San Diego Concourse-Golden Hall
Another municipal facility that is aged, but highly valuable as an event venue is Golden Hall at the San Diego Concourse. Large indoor event space is in demand and Golden Hall is busy. It is a great space for conferences, expos, and trade shows. It can also be a great space for sport events. This is critical, because the other large indoor sport facilities in San Diego have heavy anchor programming. RIMAC Arena, Jenny Craig Pavilion, and Viejas Arena are collegiate venues. The academic and NCAA schedule is such that collegiate arenas have very limited availability from October to March. Furthermore, universities exist to serve their student populations, so outside events are often deprioritized in their scheduling model. Golden Hall is a capable multi-use space that can then step in to host sport events like volleyball, basketball martial arts (jiu jitsu, MMA, boxing, taekwondo, etc), cheerleading, and dance competitions.

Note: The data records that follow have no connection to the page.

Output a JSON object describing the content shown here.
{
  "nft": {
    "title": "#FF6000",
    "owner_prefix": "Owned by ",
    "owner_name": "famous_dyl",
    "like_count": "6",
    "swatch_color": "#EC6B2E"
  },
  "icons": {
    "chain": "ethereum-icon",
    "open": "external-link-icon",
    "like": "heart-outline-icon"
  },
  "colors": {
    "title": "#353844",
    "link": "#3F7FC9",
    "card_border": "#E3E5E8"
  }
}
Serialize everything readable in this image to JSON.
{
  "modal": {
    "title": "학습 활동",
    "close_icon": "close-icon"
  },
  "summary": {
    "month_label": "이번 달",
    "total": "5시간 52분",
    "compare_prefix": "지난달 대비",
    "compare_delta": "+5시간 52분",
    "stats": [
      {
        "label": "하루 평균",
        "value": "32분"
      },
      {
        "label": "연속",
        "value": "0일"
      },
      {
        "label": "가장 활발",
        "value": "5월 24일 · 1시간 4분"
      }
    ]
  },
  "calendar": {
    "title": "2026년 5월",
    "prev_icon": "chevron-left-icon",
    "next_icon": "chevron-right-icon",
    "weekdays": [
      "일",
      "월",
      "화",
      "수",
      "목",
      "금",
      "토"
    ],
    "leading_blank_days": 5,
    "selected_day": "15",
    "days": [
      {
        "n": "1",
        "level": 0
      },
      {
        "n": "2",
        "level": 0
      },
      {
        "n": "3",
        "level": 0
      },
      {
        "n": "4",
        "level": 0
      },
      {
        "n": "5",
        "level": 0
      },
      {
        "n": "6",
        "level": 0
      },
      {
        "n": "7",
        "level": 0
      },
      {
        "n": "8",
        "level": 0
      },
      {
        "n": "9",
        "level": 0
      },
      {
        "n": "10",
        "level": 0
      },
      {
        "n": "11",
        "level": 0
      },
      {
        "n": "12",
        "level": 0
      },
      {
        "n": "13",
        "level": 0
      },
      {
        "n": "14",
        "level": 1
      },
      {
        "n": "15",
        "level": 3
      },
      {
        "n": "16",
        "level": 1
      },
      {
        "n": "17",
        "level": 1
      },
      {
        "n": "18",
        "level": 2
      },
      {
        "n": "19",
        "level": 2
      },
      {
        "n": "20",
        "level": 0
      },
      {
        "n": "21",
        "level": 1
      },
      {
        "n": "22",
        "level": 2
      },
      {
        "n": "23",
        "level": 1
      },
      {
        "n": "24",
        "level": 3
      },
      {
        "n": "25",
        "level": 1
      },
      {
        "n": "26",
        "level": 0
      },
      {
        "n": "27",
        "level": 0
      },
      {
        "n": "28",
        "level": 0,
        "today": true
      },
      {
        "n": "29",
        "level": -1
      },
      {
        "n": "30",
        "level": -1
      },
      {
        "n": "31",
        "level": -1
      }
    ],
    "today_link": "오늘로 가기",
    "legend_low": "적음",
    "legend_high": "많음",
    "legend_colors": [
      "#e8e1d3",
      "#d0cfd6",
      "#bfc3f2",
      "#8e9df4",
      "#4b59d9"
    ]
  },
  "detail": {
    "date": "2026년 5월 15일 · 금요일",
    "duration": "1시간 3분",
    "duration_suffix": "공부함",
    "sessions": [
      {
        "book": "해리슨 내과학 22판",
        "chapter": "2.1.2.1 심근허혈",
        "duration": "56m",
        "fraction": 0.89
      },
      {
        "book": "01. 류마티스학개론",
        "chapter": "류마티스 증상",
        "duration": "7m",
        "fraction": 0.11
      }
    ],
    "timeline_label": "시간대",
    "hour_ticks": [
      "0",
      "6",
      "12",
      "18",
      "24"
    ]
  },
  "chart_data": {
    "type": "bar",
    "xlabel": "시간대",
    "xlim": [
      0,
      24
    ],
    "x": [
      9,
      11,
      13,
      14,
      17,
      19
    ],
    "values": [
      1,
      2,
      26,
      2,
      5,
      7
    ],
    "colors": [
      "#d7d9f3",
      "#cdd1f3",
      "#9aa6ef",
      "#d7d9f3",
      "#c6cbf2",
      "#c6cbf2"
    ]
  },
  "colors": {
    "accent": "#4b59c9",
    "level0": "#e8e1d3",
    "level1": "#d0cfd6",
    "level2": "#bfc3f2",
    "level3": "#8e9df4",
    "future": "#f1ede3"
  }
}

Golden Hall would also be a great venue for technology competitions like esport tournaments, drone racing, and hackathons. With its Downtown San Diego location, Golden Hall is intriguing for events with traveling audiences. San Diego is a premiere destination, so events targeting San Diego as a host city present it as a family vacation. This increases the economic impact of the event and brings new money to town.
It is an interesting time to be an events venue professional in San Diego. We are certainly going through a transitionary period and the decisions our community makes in the coming year will have both an emotional and economic effect on the future of our city. We have seen what PETCO Park has done for the East Village and it is exciting to think about what might come next. Before we do though, we should appreciate our existing municipal facilities for what they are and be grateful for the value that they still hold.